■ **Exercise brief**:
Nothing in the records may be left out or altered; reproduce them all exactly.

■ **Input material**:
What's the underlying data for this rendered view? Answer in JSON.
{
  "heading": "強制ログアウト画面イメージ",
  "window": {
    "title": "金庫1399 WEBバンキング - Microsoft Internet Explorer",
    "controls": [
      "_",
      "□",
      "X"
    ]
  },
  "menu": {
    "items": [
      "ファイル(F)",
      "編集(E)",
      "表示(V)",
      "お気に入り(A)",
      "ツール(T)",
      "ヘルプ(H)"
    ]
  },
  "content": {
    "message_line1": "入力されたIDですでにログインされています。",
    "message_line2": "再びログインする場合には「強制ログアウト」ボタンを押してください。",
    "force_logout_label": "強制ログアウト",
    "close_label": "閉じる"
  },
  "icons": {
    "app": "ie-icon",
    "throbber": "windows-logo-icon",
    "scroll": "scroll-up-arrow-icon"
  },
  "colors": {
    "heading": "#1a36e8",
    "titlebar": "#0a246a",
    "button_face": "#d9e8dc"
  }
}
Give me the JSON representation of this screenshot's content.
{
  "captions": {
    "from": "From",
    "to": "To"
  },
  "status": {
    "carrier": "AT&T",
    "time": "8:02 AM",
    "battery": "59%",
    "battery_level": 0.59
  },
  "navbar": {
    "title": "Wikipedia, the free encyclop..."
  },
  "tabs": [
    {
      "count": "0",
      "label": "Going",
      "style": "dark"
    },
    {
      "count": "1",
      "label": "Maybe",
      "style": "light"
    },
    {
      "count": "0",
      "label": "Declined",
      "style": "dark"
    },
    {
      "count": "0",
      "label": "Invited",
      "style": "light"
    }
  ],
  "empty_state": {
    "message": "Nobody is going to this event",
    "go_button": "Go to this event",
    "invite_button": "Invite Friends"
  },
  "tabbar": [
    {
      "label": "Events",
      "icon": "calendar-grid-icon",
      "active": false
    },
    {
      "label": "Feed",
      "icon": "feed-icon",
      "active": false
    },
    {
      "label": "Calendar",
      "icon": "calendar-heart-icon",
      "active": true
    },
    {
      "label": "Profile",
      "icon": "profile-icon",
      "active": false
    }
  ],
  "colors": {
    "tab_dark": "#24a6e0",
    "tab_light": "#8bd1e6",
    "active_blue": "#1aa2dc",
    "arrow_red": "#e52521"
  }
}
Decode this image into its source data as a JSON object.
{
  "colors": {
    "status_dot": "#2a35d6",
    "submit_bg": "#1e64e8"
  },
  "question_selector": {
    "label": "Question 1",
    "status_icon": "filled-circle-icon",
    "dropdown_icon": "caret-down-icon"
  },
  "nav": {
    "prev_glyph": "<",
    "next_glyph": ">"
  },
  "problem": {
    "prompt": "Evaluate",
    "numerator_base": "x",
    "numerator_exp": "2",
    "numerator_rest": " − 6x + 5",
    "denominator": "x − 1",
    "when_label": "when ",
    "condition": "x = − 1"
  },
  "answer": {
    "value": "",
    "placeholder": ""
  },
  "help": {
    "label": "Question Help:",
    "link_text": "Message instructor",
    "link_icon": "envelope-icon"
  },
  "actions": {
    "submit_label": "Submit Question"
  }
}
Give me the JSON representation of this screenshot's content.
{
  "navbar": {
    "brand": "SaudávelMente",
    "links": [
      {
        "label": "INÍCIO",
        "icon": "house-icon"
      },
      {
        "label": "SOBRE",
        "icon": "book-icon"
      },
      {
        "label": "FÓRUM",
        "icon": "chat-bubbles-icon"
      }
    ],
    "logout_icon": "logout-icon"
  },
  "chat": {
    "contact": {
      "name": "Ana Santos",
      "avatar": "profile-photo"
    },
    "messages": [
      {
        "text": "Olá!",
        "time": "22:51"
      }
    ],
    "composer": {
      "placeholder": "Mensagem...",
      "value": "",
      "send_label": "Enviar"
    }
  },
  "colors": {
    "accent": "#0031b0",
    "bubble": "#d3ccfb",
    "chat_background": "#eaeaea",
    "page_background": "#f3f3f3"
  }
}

■ **Task result**:
What's the underlying data for this rendered view? Answer in JSON.
{
  "heading": "強制ログアウト画面イメージ",
  "window": {
    "title": "金庫1399 WEBバンキング - Microsoft Internet Explorer",
    "controls": [
      "_",
      "□",
      "X"
    ]
  },
  "menu": {
    "items": [
      "ファイル(F)",
      "編集(E)",
      "表示(V)",
      "お気に入り(A)",
      "ツール(T)",
      "ヘルプ(H)"
    ]
  },
  "content": {
    "message_line1": "入力されたIDですでにログインされています。",
    "message_line2": "再びログインする場合には「強制ログアウト」ボタンを押してください。",
    "force_logout_label": "強制ログアウト",
    "close_label": "閉じる"
  },
  "icons": {
    "app": "ie-icon",
    "throbber": "windows-logo-icon",
    "scroll": "scroll-up-arrow-icon"
  },
  "colors": {
    "heading": "#1a36e8",
    "titlebar": "#0a246a",
    "button_face": "#d9e8dc"
  }
}
Give me the JSON representation of this screenshot's content.
{
  "captions": {
    "from": "From",
    "to": "To"
  },
  "status": {
    "carrier": "AT&T",
    "time": "8:02 AM",
    "battery": "59%",
    "battery_level": 0.59
  },
  "navbar": {
    "title": "Wikipedia, the free encyclop..."
  },
  "tabs": [
    {
      "count": "0",
      "label": "Going",
      "style": "dark"
    },
    {
      "count": "1",
      "label": "Maybe",
      "style": "light"
    },
    {
      "count": "0",
      "label": "Declined",
      "style": "dark"
    },
    {
      "count": "0",
      "label": "Invited",
      "style": "light"
    }
  ],
  "empty_state": {
    "message": "Nobody is going to this event",
    "go_button": "Go to this event",
    "invite_button": "Invite Friends"
  },
  "tabbar": [
    {
      "label": "Events",
      "icon": "calendar-grid-icon",
      "active": false
    },
    {
      "label": "Feed",
      "icon": "feed-icon",
      "active": false
    },
    {
      "label": "Calendar",
      "icon": "calendar-heart-icon",
      "active": true
    },
    {
      "label": "Profile",
      "icon": "profile-icon",
      "active": false
    }
  ],
  "colors": {
    "tab_dark": "#24a6e0",
    "tab_light": "#8bd1e6",
    "active_blue": "#1aa2dc",
    "arrow_red": "#e52521"
  }
}
Decode this image into its source data as a JSON object.
{
  "colors": {
    "status_dot": "#2a35d6",
    "submit_bg": "#1e64e8"
  },
  "question_selector": {
    "label": "Question 1",
    "status_icon": "filled-circle-icon",
    "dropdown_icon": "caret-down-icon"
  },
  "nav": {
    "prev_glyph": "<",
    "next_glyph": ">"
  },
  "problem": {
    "prompt": "Evaluate",
    "numerator_base": "x",
    "numerator_exp": "2",
    "numerator_rest": " − 6x + 5",
    "denominator": "x − 1",
    "when_label": "when ",
    "condition": "x = − 1"
  },
  "answer": {
    "value": "",
    "placeholder": ""
  },
  "help": {
    "label": "Question Help:",
    "link_text": "Message instructor",
    "link_icon": "envelope-icon"
  },
  "actions": {
    "submit_label": "Submit Question"
  }
}
Give me the JSON representation of this screenshot's content.
{
  "navbar": {
    "brand": "SaudávelMente",
    "links": [
      {
        "label": "INÍCIO",
        "icon": "house-icon"
      },
      {
        "label": "SOBRE",
        "icon": "book-icon"
      },
      {
        "label": "FÓRUM",
        "icon": "chat-bubbles-icon"
      }
    ],
    "logout_icon": "logout-icon"
  },
  "chat": {
    "contact": {
      "name": "Ana Santos",
      "avatar": "profile-photo"
    },
    "messages": [
      {
        "text": "Olá!",
        "time": "22:51"
      }
    ],
    "composer": {
      "placeholder": "Mensagem...",
      "value": "",
      "send_label": "Enviar"
    }
  },
  "colors": {
    "accent": "#0031b0",
    "bubble": "#d3ccfb",
    "chat_background": "#eaeaea",
    "page_background": "#f3f3f3"
  }
}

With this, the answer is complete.